But what are the differences between E1 and E2 visa? The most notable differences between E1 and E2 visa are:
- Only citizens of certain countries can qualify for the E1 visa, and some countries have an E1 treaty or an E2 treaty with the United States but not both. This means that an individual from a country that has an E1 treaty with the U.S. but does not have an E2 treaty can only apply for an E1 visa and the E2 visa is not available for them. For example, if you are a citizen of Greece, you can only apply for an E1 visa because Greece only has an E1 treaty with the United States but does not have an E2 treaty. Similarly, if you are a citizen of Bulgaria and want to come to the United States, you can only apply for an E2 visa because Bulgaria has an E2 treaty with the U.S. but does not have an E1 treaty such that an E1 visa is not available for citizens of Bulgaria. However, if you are a citizen of Japan, then you can apply for both E1 visa or E2 visa because Japan has both an E1 and E2 treaty with the U.S. Please note that the list of treaty countries can change and you should access the latest list here.
- E1 visa does not require a financial investment in a U.S. business. Instead, to qualify for an E1 visa, you must provide evidence showing that the trade between your treaty country and the United States is substantial and is primarily between the U.S. and the treaty country. While substantial trade is not a set dollar amount, the value of international trade should be at least $100,000 per year. On the other hand, for the E2 visa, you must show that a substantial amount of capital is invested in an active U.S. business and that the business is likely to employ U.S. workers in the future. The investment of a substantial amount for the E2 visa is not a set dollar amount but depending on the type of business it can range from $50,000 to $100,000 or more or less. However, unlike the E1 visa, no trade between your treaty country and the United States is required for the E2 visa.
- E1 visa does not require a 5-year business plan. While an E1 visa business plan is not required during the E1 visa application process, it is generally recommended to present a 5-year business plan to USCIS officers or U.S. Consulate staff. However, keep in mind that if you apply for an E1 visa you do not need to show that you are likely to hire U.S. workers in the near future. On the other hand, unlike the E1 visa, for the E2 visa a business plan is required for start-up businesses or those who have been in operation for less than couple of years. Moreover, for the E2 visa you must show capacity to hire U.S. workers over a period of 5 years.
- E1 visa does not require the formation of a company in the US. While you can apply for an E1 visa as a treaty trader without forming a company in the United States, it is recommended that you form one for registration with the U.S. Consulate abroad.

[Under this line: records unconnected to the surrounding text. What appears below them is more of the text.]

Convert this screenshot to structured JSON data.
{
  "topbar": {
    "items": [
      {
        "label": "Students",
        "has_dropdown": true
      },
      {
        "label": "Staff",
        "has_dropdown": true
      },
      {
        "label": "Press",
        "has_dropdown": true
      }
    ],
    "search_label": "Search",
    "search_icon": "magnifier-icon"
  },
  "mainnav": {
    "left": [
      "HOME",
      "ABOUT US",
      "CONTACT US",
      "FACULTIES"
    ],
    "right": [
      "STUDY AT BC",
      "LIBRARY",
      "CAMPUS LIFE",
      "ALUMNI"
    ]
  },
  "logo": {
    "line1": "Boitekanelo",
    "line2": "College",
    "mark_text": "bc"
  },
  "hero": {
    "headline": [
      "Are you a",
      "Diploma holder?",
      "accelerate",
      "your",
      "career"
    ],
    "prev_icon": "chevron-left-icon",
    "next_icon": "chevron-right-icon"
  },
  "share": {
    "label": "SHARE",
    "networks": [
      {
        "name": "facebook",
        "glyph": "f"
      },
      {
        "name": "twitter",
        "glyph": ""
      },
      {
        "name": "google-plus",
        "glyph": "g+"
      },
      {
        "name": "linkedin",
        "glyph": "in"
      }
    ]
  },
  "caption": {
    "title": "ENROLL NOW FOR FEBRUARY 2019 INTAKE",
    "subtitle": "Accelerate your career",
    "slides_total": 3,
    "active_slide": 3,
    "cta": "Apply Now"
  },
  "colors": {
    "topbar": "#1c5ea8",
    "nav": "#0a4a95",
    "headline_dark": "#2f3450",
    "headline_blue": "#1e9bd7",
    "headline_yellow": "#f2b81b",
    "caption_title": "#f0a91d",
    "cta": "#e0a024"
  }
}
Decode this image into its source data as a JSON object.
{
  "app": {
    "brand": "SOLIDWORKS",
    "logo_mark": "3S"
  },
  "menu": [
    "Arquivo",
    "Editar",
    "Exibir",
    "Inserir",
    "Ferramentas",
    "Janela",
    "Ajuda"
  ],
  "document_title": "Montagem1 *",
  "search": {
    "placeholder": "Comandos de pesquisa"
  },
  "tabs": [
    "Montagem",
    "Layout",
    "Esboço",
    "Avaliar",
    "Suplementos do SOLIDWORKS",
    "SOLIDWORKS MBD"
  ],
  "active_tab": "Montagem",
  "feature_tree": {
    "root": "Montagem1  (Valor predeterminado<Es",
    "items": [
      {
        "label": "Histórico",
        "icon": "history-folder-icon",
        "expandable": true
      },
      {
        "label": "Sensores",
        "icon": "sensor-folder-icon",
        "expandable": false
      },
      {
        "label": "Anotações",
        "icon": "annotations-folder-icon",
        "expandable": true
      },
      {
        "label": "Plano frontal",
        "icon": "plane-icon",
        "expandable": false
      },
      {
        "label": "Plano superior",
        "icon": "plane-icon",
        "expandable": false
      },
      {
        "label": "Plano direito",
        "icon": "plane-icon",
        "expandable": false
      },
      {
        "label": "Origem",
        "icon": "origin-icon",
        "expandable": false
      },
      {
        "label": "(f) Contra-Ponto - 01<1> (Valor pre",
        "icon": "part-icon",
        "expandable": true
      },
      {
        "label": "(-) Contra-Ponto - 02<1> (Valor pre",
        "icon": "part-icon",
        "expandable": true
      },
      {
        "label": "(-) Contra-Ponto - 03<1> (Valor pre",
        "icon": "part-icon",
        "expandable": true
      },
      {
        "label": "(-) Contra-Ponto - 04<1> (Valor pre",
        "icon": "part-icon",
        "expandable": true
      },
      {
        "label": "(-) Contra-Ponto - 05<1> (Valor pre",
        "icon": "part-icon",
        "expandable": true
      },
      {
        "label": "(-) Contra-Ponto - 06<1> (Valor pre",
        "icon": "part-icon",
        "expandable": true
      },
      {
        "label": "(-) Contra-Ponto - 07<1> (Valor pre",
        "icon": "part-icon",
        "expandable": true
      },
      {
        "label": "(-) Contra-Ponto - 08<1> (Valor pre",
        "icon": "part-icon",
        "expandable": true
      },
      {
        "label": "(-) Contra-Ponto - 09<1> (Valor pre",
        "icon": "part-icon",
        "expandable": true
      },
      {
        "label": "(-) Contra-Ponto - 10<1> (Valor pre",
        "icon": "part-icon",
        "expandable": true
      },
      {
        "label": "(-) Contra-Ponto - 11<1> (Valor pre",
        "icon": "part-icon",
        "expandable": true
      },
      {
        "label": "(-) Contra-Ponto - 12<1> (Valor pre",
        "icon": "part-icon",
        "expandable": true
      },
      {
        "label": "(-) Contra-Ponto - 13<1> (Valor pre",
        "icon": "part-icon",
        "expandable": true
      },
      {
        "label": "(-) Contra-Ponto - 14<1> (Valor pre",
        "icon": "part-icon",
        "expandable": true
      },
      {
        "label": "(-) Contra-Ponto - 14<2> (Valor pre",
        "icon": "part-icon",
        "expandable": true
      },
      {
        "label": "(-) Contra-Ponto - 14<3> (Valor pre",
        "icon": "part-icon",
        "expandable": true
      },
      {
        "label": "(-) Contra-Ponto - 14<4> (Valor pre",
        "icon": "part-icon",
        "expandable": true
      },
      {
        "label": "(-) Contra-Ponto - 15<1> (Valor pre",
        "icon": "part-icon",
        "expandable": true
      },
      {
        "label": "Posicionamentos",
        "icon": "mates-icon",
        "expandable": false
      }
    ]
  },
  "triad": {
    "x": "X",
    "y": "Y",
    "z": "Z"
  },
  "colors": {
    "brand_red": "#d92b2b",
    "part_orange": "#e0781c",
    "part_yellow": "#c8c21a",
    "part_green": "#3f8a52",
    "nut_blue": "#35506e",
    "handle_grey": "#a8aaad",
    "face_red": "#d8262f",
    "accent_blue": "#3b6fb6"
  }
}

However, unlike with the E1 visa, you should form a U.S. company if you plan to apply for an E2 visa. Please note that the requirements to form a U.S. business differ from state to state.
Our immigration lawyers at Malescu Law can assist
Our experienced business immigration lawyers in Miami, Florida USA can assist with evaluating both the E1 and E2 visa options for your circumstance, discussing the differences between the E1 and E2 visa, guide you through the process and assist you with collecting the necessary documents, prepare the required documents and application with a lawyer cover letter to be presented before the US immigration authorities. Additionally, our firm can provide you with E1 business plan or E2 business plan.
Malescu Law P.A. – Immigration Lawyers